Merger Of Jewish Fund-Raising Groups Indicates "A New Agenda In The Jewish World"

Allan Brownfeld, Editor
Special Interest Report
March-April 1999

In March, North America’s three most prominent Jewish fundraising and fund-distribution organizations decided to merge. The alliance of the United Jewish Appeal, the Council of Jewish Federations and the United Israel Appeal represents "a dramatic change in the Jewish American philanthropic landscape," declared The Jerusalem Report (April 12, 1999).  

Jeffrey Solomon, president of the Andrea and Charles Bronfman Philanthropies, who has been acting as a consultant in facilitating the merger, states: "There’s a recognition that there’s an enormous change in American philanthropy. All the assumptions of the past are no longer valid. The openness of America and the success of Jewish life in America has given people who are Jewish and philanthropically active many more choices—some of them not Jewish choices."  

The merger, The Jerusalem Report points out, "gives the local federations a much larger role in determining how the funds will be spent.
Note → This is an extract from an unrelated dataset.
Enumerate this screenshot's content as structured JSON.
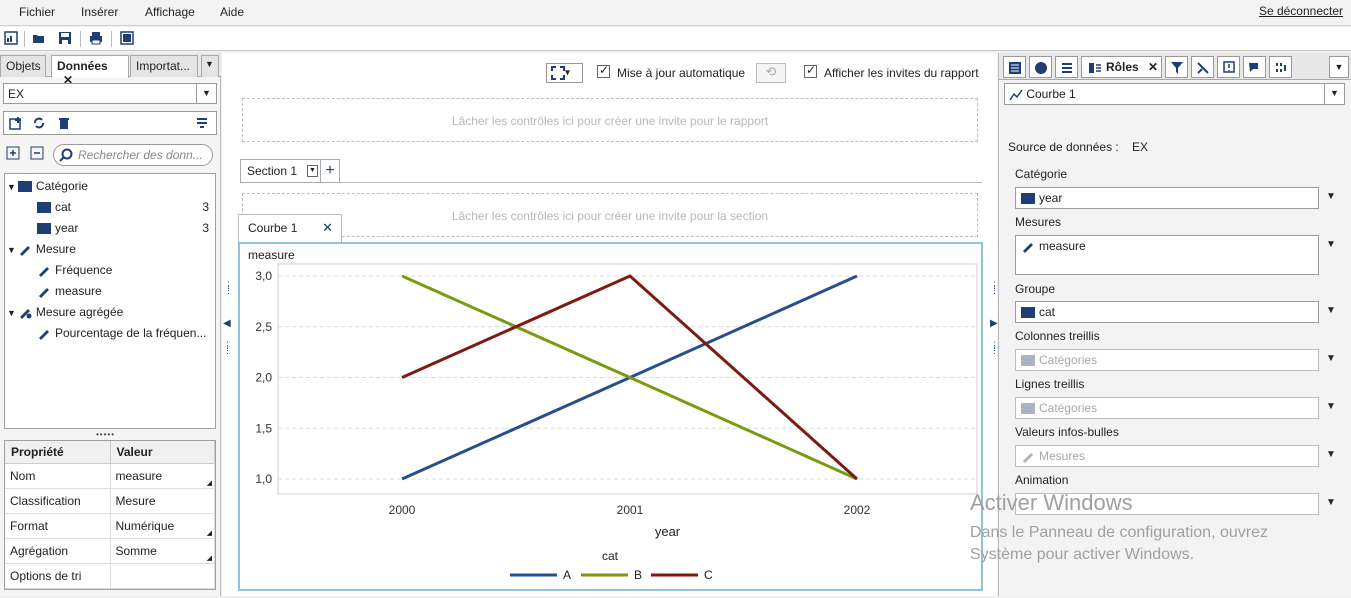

Essentially, the merger takes the power to distribute funds worldwide from the national UJA...and gives it to the federations, which actually raise the funds and can be more responsive to their local constituencies."  

Jonathan Sarna, a professor of American Jewish history at Brandeis University, sees the merger as moving away from giving to Israel and focusing on a domestic agenda, such as Jewish education. "I think there is a deeper understanding...that Israel doesn’t need American philanthropic money like it did in the 1960s," he said. "I don’t think the bulk of young Americans are motivated by the vision of a Jewish state the way they once were. And while that certainly doesn’t mean that American Jews are going to stop worrying about Israel, it does suggest that the central campaign, the focus, where the majority of the money goes, will be different."  

Opposition to the merger came from Zionist groups within the United Israel Appeal. J.J. Goldberg, writing in The Washington Jewish Week (March 25, 1999) reports: "What happened was not a pretty sight. One after another, the Zionists rose to criticize the merger negotiations; claim they’d been hoodwinked; defend their role as Israel‘s leading supporters; and demand seats on the new board....The response they got from federation representatives veered between sympathy and derision, once even descending into a shouting match. When the vote came, the Zionists lost badly. Not one federation leader crossed over to support the Zionists. Sadly, the Zionists had lost their fighting spirit. Years ago, they were the feistiest hellraisers in the Jewish world. But for generations, they’ve been just the opposite: loyal followers of Israeli diktat. Now, when they had to fight for their own survival, they couldn’t remember how to put up a fight."  

The latest developments, states The Jerusalem Report, shows that there is "a new agenda in the Jewish world."

< return to article list
© 2010 The American Council For Judaism.